_Problem_
Could you give back every entry below exactly, with the pictures dropped?

_Study material_

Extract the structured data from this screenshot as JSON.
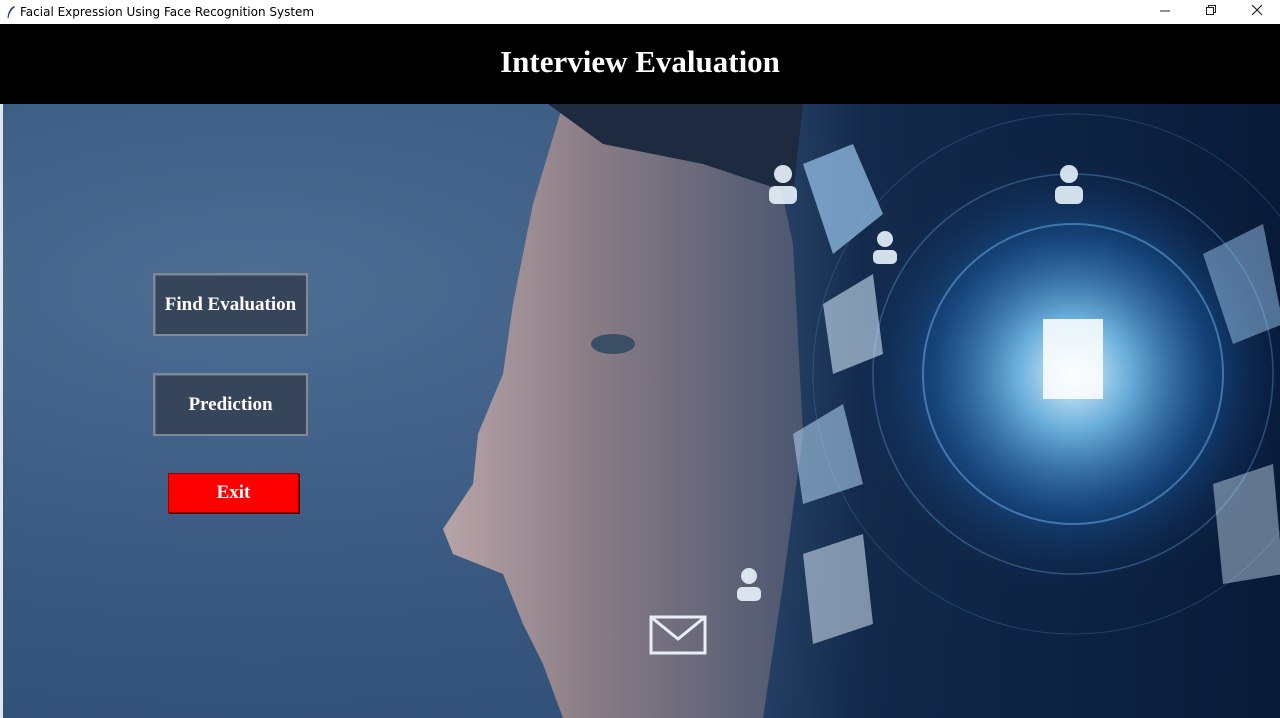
{
  "window": {
    "title": "Facial Expression Using Face Recognition System",
    "controls": {
      "minimize": "minimize-icon",
      "restore": "restore-icon",
      "close": "close-icon"
    }
  },
  "header": {
    "title": "Interview Evaluation",
    "background": "#000000"
  },
  "buttons": {
    "find_evaluation": "Find Evaluation",
    "prediction": "Prediction",
    "exit": "Exit"
  },
  "colors": {
    "button_dark": "#36455a",
    "button_exit": "#ff0000",
    "background_blue": "#3a5a82"
  },
  "background_image": "profile-face-with-digital-network-hologram"
}
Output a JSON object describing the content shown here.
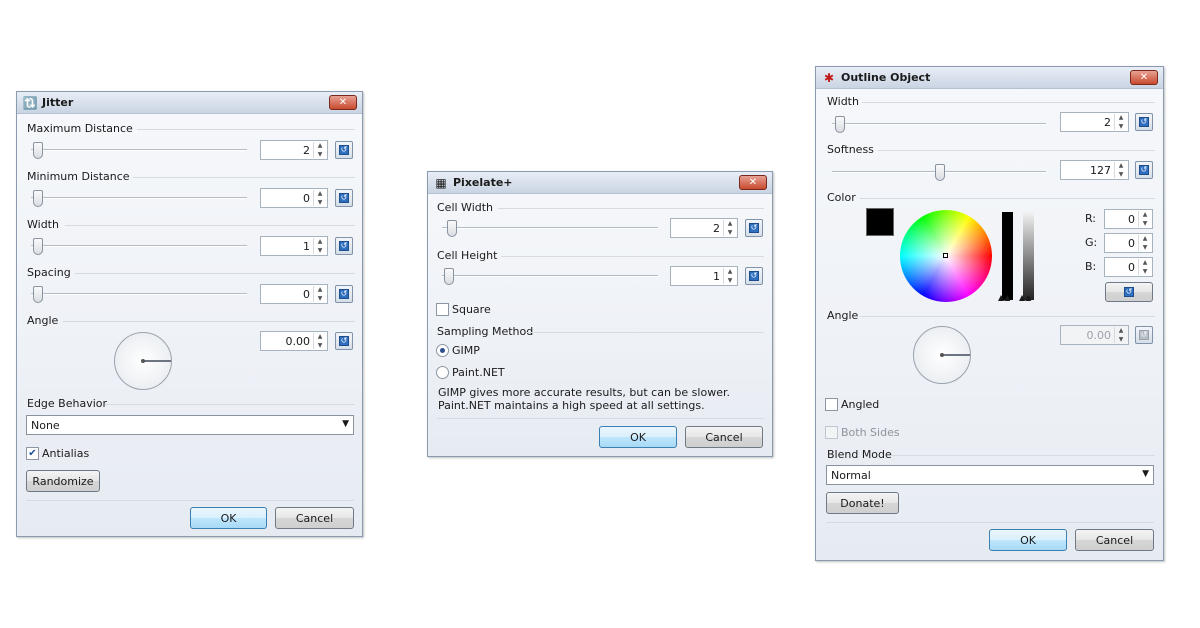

_Solution to this task_
Extract the structured data from this screenshot as JSON.
{
  "window": {
    "title": "Facial Expression Using Face Recognition System",
    "controls": {
      "minimize": "minimize-icon",
      "restore": "restore-icon",
      "close": "close-icon"
    }
  },
  "header": {
    "title": "Interview Evaluation",
    "background": "#000000"
  },
  "buttons": {
    "find_evaluation": "Find Evaluation",
    "prediction": "Prediction",
    "exit": "Exit"
  },
  "colors": {
    "button_dark": "#36455a",
    "button_exit": "#ff0000",
    "background_blue": "#3a5a82"
  },
  "background_image": "profile-face-with-digital-network-hologram"
}
Output a JSON object describing the content shown here.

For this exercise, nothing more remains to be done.